[Problem to solve]
Please return every line in the following data that includes the string "title".

[The data]
⁂

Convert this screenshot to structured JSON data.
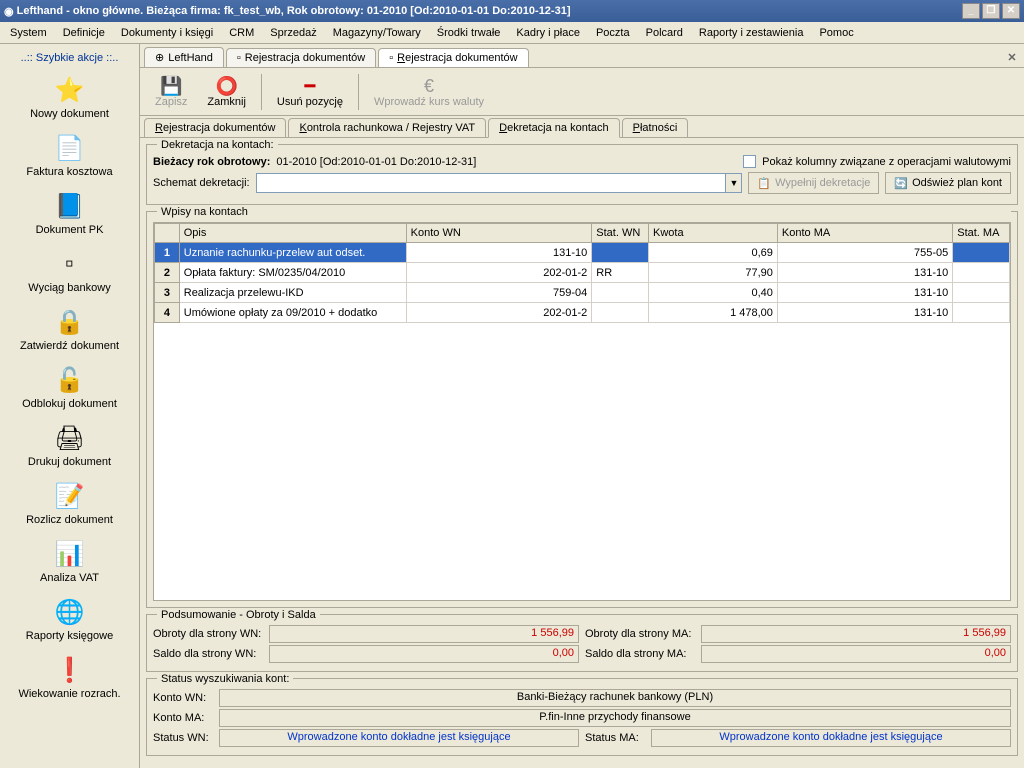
{
  "title": "Lefthand - okno główne. Bieżąca firma: fk_test_wb, Rok obrotowy: 01-2010 [Od:2010-01-01 Do:2010-12-31]",
  "menu": [
    "System",
    "Definicje",
    "Dokumenty i księgi",
    "CRM",
    "Sprzedaż",
    "Magazyny/Towary",
    "Środki trwałe",
    "Kadry i płace",
    "Poczta",
    "Polcard",
    "Raporty i zestawienia",
    "Pomoc"
  ],
  "sidebar": {
    "title": "..:: Szybkie akcje ::..",
    "items": [
      {
        "label": "Nowy dokument",
        "icon": "⭐"
      },
      {
        "label": "Faktura kosztowa",
        "icon": "📄"
      },
      {
        "label": "Dokument PK",
        "icon": "📘"
      },
      {
        "label": "Wyciąg bankowy",
        "icon": "▫"
      },
      {
        "label": "Zatwierdź dokument",
        "icon": "🔒"
      },
      {
        "label": "Odblokuj dokument",
        "icon": "🔓"
      },
      {
        "label": "Drukuj dokument",
        "icon": "🖨"
      },
      {
        "label": "Rozlicz dokument",
        "icon": "📝"
      },
      {
        "label": "Analiza VAT",
        "icon": "📊"
      },
      {
        "label": "Raporty księgowe",
        "icon": "🌐"
      },
      {
        "label": "Wiekowanie rozrach.",
        "icon": "❗"
      }
    ]
  },
  "doctabs": [
    {
      "label": "LeftHand",
      "icon": "⊕"
    },
    {
      "label": "Rejestracja dokumentów",
      "icon": "▫"
    },
    {
      "label": "Rejestracja dokumentów",
      "icon": "▫",
      "active": true
    }
  ],
  "toolbar": {
    "zapisz": "Zapisz",
    "zamknij": "Zamknij",
    "usun": "Usuń pozycję",
    "kurs": "Wprowadź kurs waluty"
  },
  "subtabs": [
    {
      "label": "Rejestracja dokumentów",
      "u": "R"
    },
    {
      "label": "Kontrola rachunkowa / Rejestry VAT",
      "u": "K"
    },
    {
      "label": "Dekretacja na kontach",
      "u": "D",
      "active": true
    },
    {
      "label": "Płatności",
      "u": "P"
    }
  ],
  "dekretacja": {
    "title": "Dekretacja na kontach:",
    "rok_label": "Bieżacy rok obrotowy:",
    "rok_value": "01-2010 [Od:2010-01-01 Do:2010-12-31]",
    "checkbox_label": "Pokaż kolumny związane z operacjami walutowymi",
    "schemat_label": "Schemat dekretacji:",
    "btn_wypelnij": "Wypełnij dekretacje",
    "btn_odswiez": "Odśwież plan kont"
  },
  "grid": {
    "title": "Wpisy na kontach",
    "cols": [
      "",
      "Opis",
      "Konto WN",
      "Stat. WN",
      "Kwota",
      "Konto MA",
      "Stat. MA"
    ],
    "rows": [
      {
        "n": "1",
        "opis": "Uznanie rachunku-przelew aut odset.",
        "wn": "131-10",
        "statwn": "",
        "kwota": "0,69",
        "ma": "755-05",
        "statma": "",
        "sel": true
      },
      {
        "n": "2",
        "opis": "Opłata faktury: SM/0235/04/2010",
        "wn": "202-01-2",
        "statwn": "RR",
        "kwota": "77,90",
        "ma": "131-10",
        "statma": ""
      },
      {
        "n": "3",
        "opis": "Realizacja przelewu-IKD",
        "wn": "759-04",
        "statwn": "",
        "kwota": "0,40",
        "ma": "131-10",
        "statma": ""
      },
      {
        "n": "4",
        "opis": "Umówione opłaty za 09/2010 + dodatko",
        "wn": "202-01-2",
        "statwn": "",
        "kwota": "1 478,00",
        "ma": "131-10",
        "statma": ""
      }
    ]
  },
  "summary": {
    "title": "Podsumowanie - Obroty i Salda",
    "obroty_wn_label": "Obroty dla strony WN:",
    "obroty_wn": "1 556,99",
    "obroty_ma_label": "Obroty dla strony MA:",
    "obroty_ma": "1 556,99",
    "saldo_wn_label": "Saldo dla strony WN:",
    "saldo_wn": "0,00",
    "saldo_ma_label": "Saldo dla strony MA:",
    "saldo_ma": "0,00"
  },
  "status": {
    "title": "Status wyszukiwania kont:",
    "konto_wn_label": "Konto WN:",
    "konto_wn": "Banki-Bieżący rachunek bankowy (PLN)",
    "konto_ma_label": "Konto MA:",
    "konto_ma": "P.fin-Inne przychody finansowe",
    "status_wn_label": "Status WN:",
    "status_wn": "Wprowadzone konto dokładne jest księgujące",
    "status_ma_label": "Status MA:",
    "status_ma": "Wprowadzone konto dokładne jest księgujące"
  }
}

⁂

[Answer to this problem]
  "title": "Lefthand - okno główne. Bieżąca firma: fk_test_wb, Rok obrotowy: 01-2010 [Od:2010-01-01 Do:2010-12-31]",
    "title": "..:: Szybkie akcje ::..",
    "title": "Dekretacja na kontach:",
    "title": "Wpisy na kontach",
    "title": "Podsumowanie - Obroty i Salda",
    "title": "Status wyszukiwania kont:",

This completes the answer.